Ramshackle: A Yellowknife Story
Every time I visit my hometown of Toronto, there are a couple shops I make sure to visit. One of those is The Beguiling, a now-legendary comics shop located near Bathurst and Bloor, perhaps most famous for being the one-time working location of Scott Pilgrim author Bryan Lee O’Malley. I stopped by last week to see if any of the really independent stuff on the first floor (second floor is more mainstream stuff e.g. Marvel, D.C., Manga, etc.), might catch my eye. Alison McCreesh‘s Ramshackle: A Yellowknife Story immediately caught my attention.

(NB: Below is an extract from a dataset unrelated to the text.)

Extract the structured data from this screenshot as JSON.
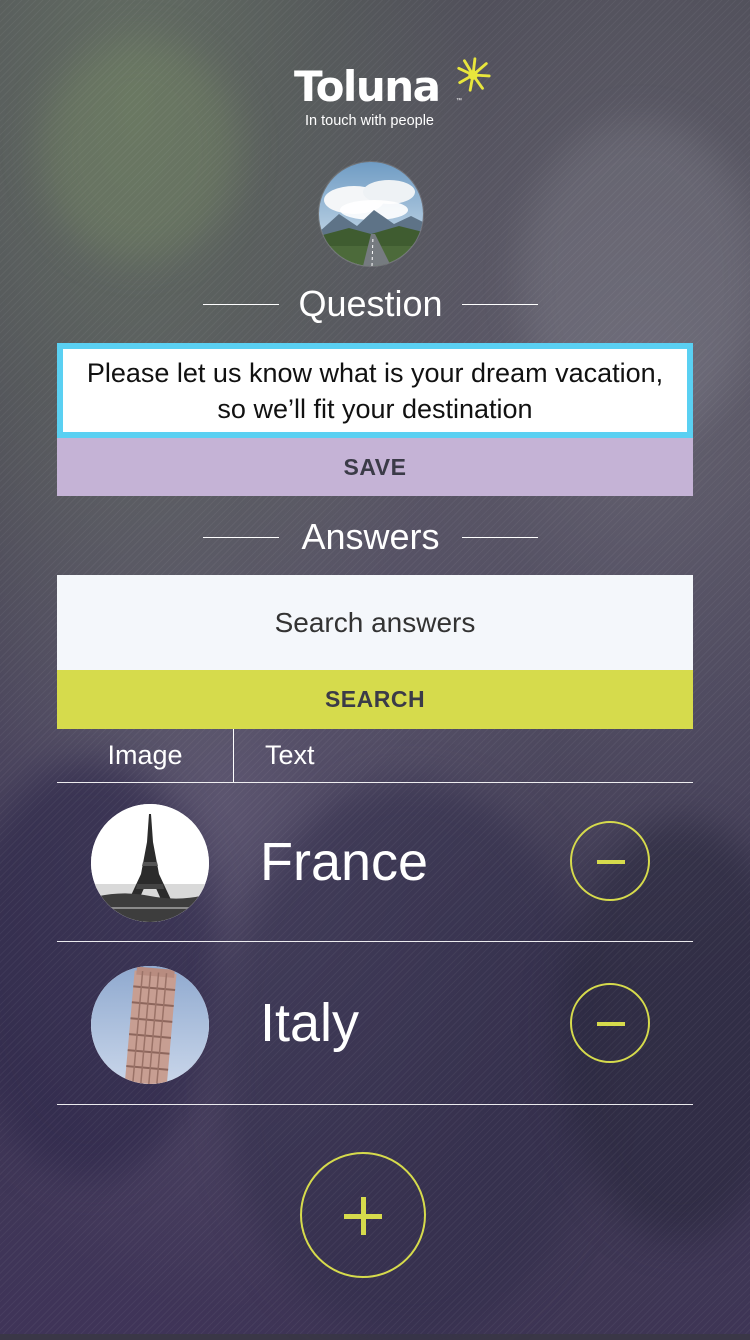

I’m not sure how it happened, but somehow last year I became really interested in the arctic. I read Robert McGhee‘s beautiful book on arctic history The Last Imaginary Place. I watched stuff on YouTube about the arctic. I began dreaming of a road trip visit to Dawson City in the Yukon Territories. An old high school friend of mine lives there now. She posts about it on Facebook a lot. A book about life in Yellowknife sounded great. I knew basically nothing about the capital city of the Northwest Territories.
McCreesh writes about how she and her boyfriend Pat finished university and, after some road trips and random jobs around Canada, decided on a lark to move up to Yellowknife for a while. Once there, living out of their van, they struggled to adapt to the unique circumstances arctic life, including limited water and ‘unorthodox’ methods of dealing with human waste. They made friends with normal people, artists, bohemian types, etc. And learned about the history of the city.
McCreesh details all this beautifully in the graphic novel. She also takes time to explain the history of city and its current the social, cultural details, in order to provide everything with the proper context. As a result, Ramshackle is a wonderful, adorable, and educational little graphic novel. It made me miss the adventure of the open road, and the kind of life on the edge that led McCreesh and Pat to make Yellowknife their permanent home.